Once Balthasar moves aside and falls asleep, Romeo addresses Juliet’s tomb in a quote using an apostrophe, personification, and a metaphor. Romeo states, “Thou detestable maw, thou womb of death, / Gorged with the dearest morsel of the earth, / Thus I enforce thy rotten jaws to open, / And in despite I’ll cram thee with more food!” (V. iii. 51-54). An apostrophe is a figure of speech used when a speaker addresses an inanimate object, or as in this case, a tomb. The tomb is then personified to have a mouth that Romeo describes as having gobbled up Juliet’s body. Then, the entire quote is a metaphor because it is comparing the tomb to a figurative mouth that eats dead bodies.
Romeo dies and Juliet wakes moments later, where upon Friar Lawrence states, “Lady, come for that nest / Of death, contagion, and unnatural sleep” (V. iii. 163-164). By referring to Juliet’s sleep as a “nest of death, contagion, and unnatural sleep,” Friar Lawrence uses a metaphor to describe the tomb as a breeding site for disease, which figuratively amplifies the twisted fates of the lovers—by feigning her death, Juliet has inadvertently caused Romeo to take his own life.

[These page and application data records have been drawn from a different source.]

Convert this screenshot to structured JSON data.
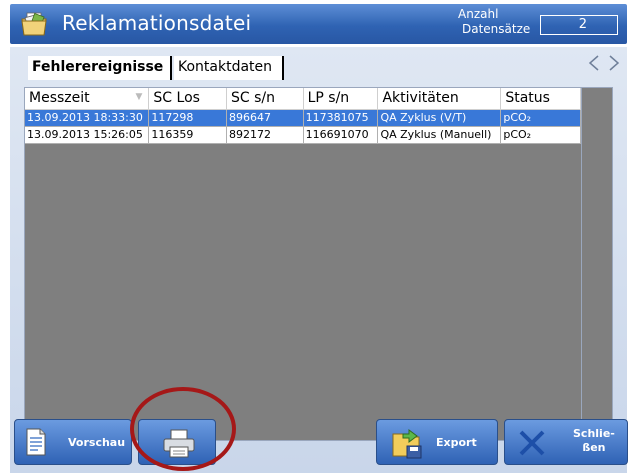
{
  "header": {
    "title": "Reklamationsdatei",
    "count_label_line1": "Anzahl",
    "count_label_line2": "Datensätze",
    "count_value": "2",
    "app_icon": "complaint-file-icon"
  },
  "tabs": [
    {
      "label": "Fehlerereignisse",
      "active": true
    },
    {
      "label": "Kontaktdaten",
      "active": false
    }
  ],
  "nav": {
    "prev_icon": "chevron-left-icon",
    "next_icon": "chevron-right-icon"
  },
  "table": {
    "columns": [
      "Messzeit",
      "SC Los",
      "SC s/n",
      "LP s/n",
      "Aktivitäten",
      "Status"
    ],
    "rows": [
      {
        "messzeit": "13.09.2013 18:33:30",
        "sc_los": "117298",
        "sc_sn": "896647",
        "lp_sn": "117381075",
        "aktivitaeten": "QA Zyklus (V/T)",
        "status": "pCO₂",
        "selected": true
      },
      {
        "messzeit": "13.09.2013 15:26:05",
        "sc_los": "116359",
        "sc_sn": "892172",
        "lp_sn": "116691070",
        "aktivitaeten": "QA Zyklus (Manuell)",
        "status": "pCO₂",
        "selected": false
      }
    ]
  },
  "buttons": {
    "preview_label": "Vorschau",
    "export_label": "Export",
    "close_label_line1": "Schlie-",
    "close_label_line2": "ßen"
  },
  "colors": {
    "header_blue": "#2f63b3",
    "selected_row": "#3978d8",
    "highlight_circle": "#a51818"
  }
}
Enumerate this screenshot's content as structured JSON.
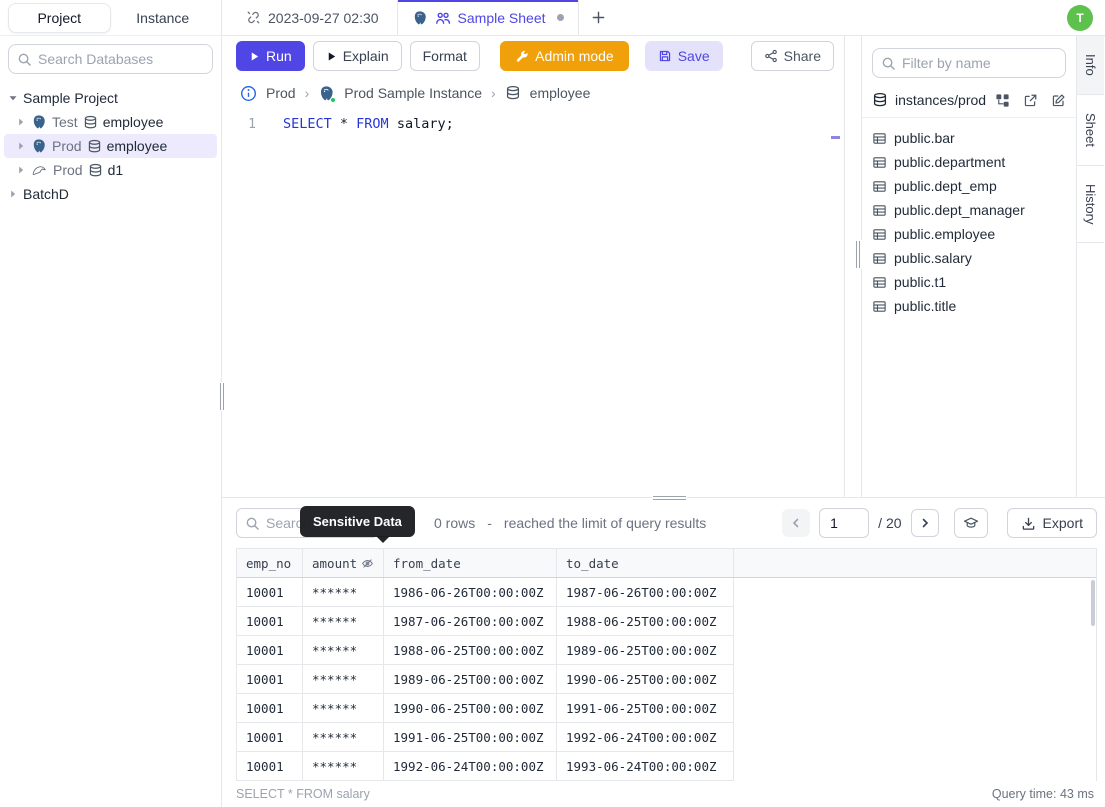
{
  "user": {
    "avatar_initial": "T"
  },
  "colors": {
    "accent": "#4f46e5",
    "admin_orange": "#efa00b",
    "avatar_green": "#5ec14e",
    "keyword_blue": "#2936d6",
    "selection_bg": "#eceafc",
    "status_green": "#22c55e"
  },
  "left_sidebar": {
    "tabs": [
      {
        "label": "Project",
        "active": true
      },
      {
        "label": "Instance",
        "active": false
      }
    ],
    "search_placeholder": "Search Databases",
    "tree": {
      "project1": "Sample Project",
      "databases": [
        {
          "env": "Test",
          "name": "employee",
          "engine": "postgresql"
        },
        {
          "env": "Prod",
          "name": "employee",
          "engine": "postgresql",
          "selected": true
        },
        {
          "env": "Prod",
          "name": "d1",
          "engine": "mysql"
        }
      ],
      "project2": "BatchD"
    }
  },
  "tabbar": {
    "tabs": [
      {
        "label": "2023-09-27 02:30",
        "icon": "unlink-icon",
        "active": false
      },
      {
        "label": "Sample Sheet",
        "icons": [
          "postgresql-icon",
          "people-icon"
        ],
        "active": true,
        "unsaved": true
      }
    ],
    "new_tab_label": "+"
  },
  "toolbar": {
    "run_label": "Run",
    "explain_label": "Explain",
    "format_label": "Format",
    "admin_mode_label": "Admin mode",
    "save_label": "Save",
    "share_label": "Share"
  },
  "breadcrumb": {
    "environment": "Prod",
    "instance": "Prod Sample Instance",
    "database": "employee"
  },
  "editor": {
    "line_number": "1",
    "keyword1": "SELECT",
    "operator": " * ",
    "keyword2": "FROM",
    "tail": " salary;"
  },
  "right_panel": {
    "filter_placeholder": "Filter by name",
    "connection_label": "instances/prod",
    "tables": [
      "public.bar",
      "public.department",
      "public.dept_emp",
      "public.dept_manager",
      "public.employee",
      "public.salary",
      "public.t1",
      "public.title"
    ]
  },
  "side_tabs": [
    {
      "label": "Info",
      "active": true
    },
    {
      "label": "Sheet",
      "active": false
    },
    {
      "label": "History",
      "active": false
    }
  ],
  "results": {
    "search_placeholder": "Search",
    "tooltip": "Sensitive Data",
    "rows_info": "0 rows",
    "separator": "-",
    "limit_message": "reached the limit of query results",
    "pagination": {
      "current": "1",
      "total": "/ 20"
    },
    "export_label": "Export",
    "table": {
      "columns": [
        "emp_no",
        "amount",
        "from_date",
        "to_date"
      ],
      "masked_column": "amount",
      "rows": [
        [
          "10001",
          "******",
          "1986-06-26T00:00:00Z",
          "1987-06-26T00:00:00Z"
        ],
        [
          "10001",
          "******",
          "1987-06-26T00:00:00Z",
          "1988-06-25T00:00:00Z"
        ],
        [
          "10001",
          "******",
          "1988-06-25T00:00:00Z",
          "1989-06-25T00:00:00Z"
        ],
        [
          "10001",
          "******",
          "1989-06-25T00:00:00Z",
          "1990-06-25T00:00:00Z"
        ],
        [
          "10001",
          "******",
          "1990-06-25T00:00:00Z",
          "1991-06-25T00:00:00Z"
        ],
        [
          "10001",
          "******",
          "1991-06-25T00:00:00Z",
          "1992-06-24T00:00:00Z"
        ],
        [
          "10001",
          "******",
          "1992-06-24T00:00:00Z",
          "1993-06-24T00:00:00Z"
        ]
      ]
    },
    "status_left": "SELECT * FROM salary",
    "status_right": "Query time: 43 ms"
  }
}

When Juliet takes Romeo’s dagger and stabs herself, she exclaims, “O happy dagger, / This is thy sheath. / There rust and let me die” (V. iii. 182-183). This quote is an example of an oxymoron, apostrophe, and metaphor. The contradictory terms of “happy” and “dagger” serve as an oxymoron that accentuates Juliet’s willingness to take her own life. Further, by addressing the dagger, Juliet also uses an apostrophe. Finally, the quote is metaphorically comparing Juliet’s body to a knife sheath where the blade should enter and remain.